I am working as an architectural designer with a local residential firm. I cannot believe how quickly the field is changing. For example, we are phasing out AutoCAD and are required to start learning a new software package called Revit. My boss told me that it is important that I continue to keep my skills updated as well as be informed as to the competition out there in this field. Often he has asked me specifically to research other similar firms and the projects that they are doing when he is submitting a proposal for a job.
How do I continue to keep current in this field?
Signed: Keeping Current
Dear Keeping Current,
One of my favourite sources of advice on keeping up-to-date in your profession is on mindtools.com. Whether you are working or not, as a professional it is critical that you ensure that you have as much knowledge, subject matter expertise and information as possible on your sector and your career. With our highly competitive, and knowledge-based economy which is rapidly changing and unpredictable, I believe it is an essential part of your job to keep updated in your field. It is also your responsibility. No one will do this for you. According to this website, “If we don’t keep up with news and trends, we can miss key opportunities and can be caught unawares. That’s why, for some of us, it’s important to keep-in-touch with news and trends in our industries.”
The following are excellent ways to keep current, as recommended by Mindtool:
Sources of Information.
To keep up with news and developments in your industry and labour market trends, the first thing to do is identify the best sources of information. Some traditional and online sources can include finding an occupational-specific mentor, or joining a trade organization or industry association. Keep informed by signing up for online newsletters, blogs and publications. Make contacts and find out what is happening in your field by attending networking and educational meetings and conferences. Often these events are costly; consider getting in by attending as a volunteer by contacting the organizers. You could also contact one of the exhibitors to see if they need any help in the booth (paid or unpaid – I’ll leave it to you to decide).
Networking in Person.

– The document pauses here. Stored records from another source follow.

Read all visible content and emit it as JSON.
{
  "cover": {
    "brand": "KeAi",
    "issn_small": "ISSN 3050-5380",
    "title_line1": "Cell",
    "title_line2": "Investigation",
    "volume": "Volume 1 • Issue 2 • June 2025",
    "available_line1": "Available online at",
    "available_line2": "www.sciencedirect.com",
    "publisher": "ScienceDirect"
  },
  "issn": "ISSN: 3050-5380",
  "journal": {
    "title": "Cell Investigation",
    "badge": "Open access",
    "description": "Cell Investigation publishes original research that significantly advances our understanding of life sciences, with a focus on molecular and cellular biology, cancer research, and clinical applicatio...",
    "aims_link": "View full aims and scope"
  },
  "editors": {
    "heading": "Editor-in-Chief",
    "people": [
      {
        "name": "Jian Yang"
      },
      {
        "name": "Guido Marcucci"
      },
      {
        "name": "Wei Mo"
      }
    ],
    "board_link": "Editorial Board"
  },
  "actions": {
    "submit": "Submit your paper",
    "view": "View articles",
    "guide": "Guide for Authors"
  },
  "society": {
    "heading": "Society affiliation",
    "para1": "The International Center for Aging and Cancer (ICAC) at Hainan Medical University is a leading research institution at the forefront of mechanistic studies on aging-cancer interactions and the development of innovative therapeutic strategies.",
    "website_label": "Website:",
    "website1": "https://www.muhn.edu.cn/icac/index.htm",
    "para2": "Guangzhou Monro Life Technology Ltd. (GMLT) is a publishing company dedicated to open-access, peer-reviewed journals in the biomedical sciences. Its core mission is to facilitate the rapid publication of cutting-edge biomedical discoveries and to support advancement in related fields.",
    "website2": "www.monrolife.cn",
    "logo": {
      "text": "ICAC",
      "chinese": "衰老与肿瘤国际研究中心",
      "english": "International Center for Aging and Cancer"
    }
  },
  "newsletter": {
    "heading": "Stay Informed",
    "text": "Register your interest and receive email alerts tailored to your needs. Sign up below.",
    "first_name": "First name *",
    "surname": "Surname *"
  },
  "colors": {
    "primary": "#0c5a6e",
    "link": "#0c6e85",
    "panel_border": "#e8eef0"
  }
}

Job fairs, career expos, industry trade shows and conferences are excellent forums to network and learn about the competitors, new products and industry trends. Nothing beats the face-to-face networking to stay on top of industry news and innovations. Sometimes, the professional relationship can even turn into a friendship. There is a wide variety of people with whom you can meet and connect. From people who are in your industry to suppliers, vendors, customers and professionals working in related fields.
Leveraging Social Media tools.
Blogging is a highly respected form of communications, marketing and public relations. The bloggers often provide excellent information and tips for your profession (and a wealth of wisdom for many of my posts!). Do a web search for keywords that are commonly used in your industry. Locate well-written blogs relevant to your field and job. You can also sign up to receive posts through RSS, or subscribe to the bloggers’ Twitter profiles. You can also find top blogs by using Technorati, a well-respected blog ranking service. Twitter is a great tool to locate people in your industry who are in-the-know, by searching Twitter for relevant keywords. (You may get more out of Twitter if you start a dialogue with those who you’re following.) LinkedIn is my all-time favourite way to connect with professionals, groups and industry leaders. You can join industry-specific groups, and get the latest updates from individuals and organizations. You can create your own group if you don’t find what you need or like in the current tool. Google Alerts notifies you when resources featuring certain words are indexed by Google’s search engine. In your case, as an architectural designer, you might want to get notified about articles containing the words “AutoCAD,” or the names of other architects, their companies and competitors.
Talking with other professionals in your industry can help you network and grow your skills. Membership sites, online webinars and discussion forums can be full of insider-information tailored around specific topics or industries. Most useful forums are on community websites, and you may need to pay a subscription to access these.
There is an overwhelming amount of information that you can gather and learn from as mentioned above. As you are working full-time and, I am sure, have countless other commitments, you will need to schedule time to keep up-to-date. But it’s important to create time in your day to devote to staying current. Some good times might be over your lunch break or during a “low-energy” period of the day. Dedicate time before work during your commute to and from work. Consider listening to podcasts or audiobooks while you are driving, taking public transportation, walking or at the gym working out. If you take a train or bus, you could read blog posts or industry magazines during your ride.
Keep in mind that you do not need to know everything. There is always new knowledge to learn and use in your work, and even share with your boss and colleagues. The most important thing is to be a lifelong learner and be open to creativity and innovation.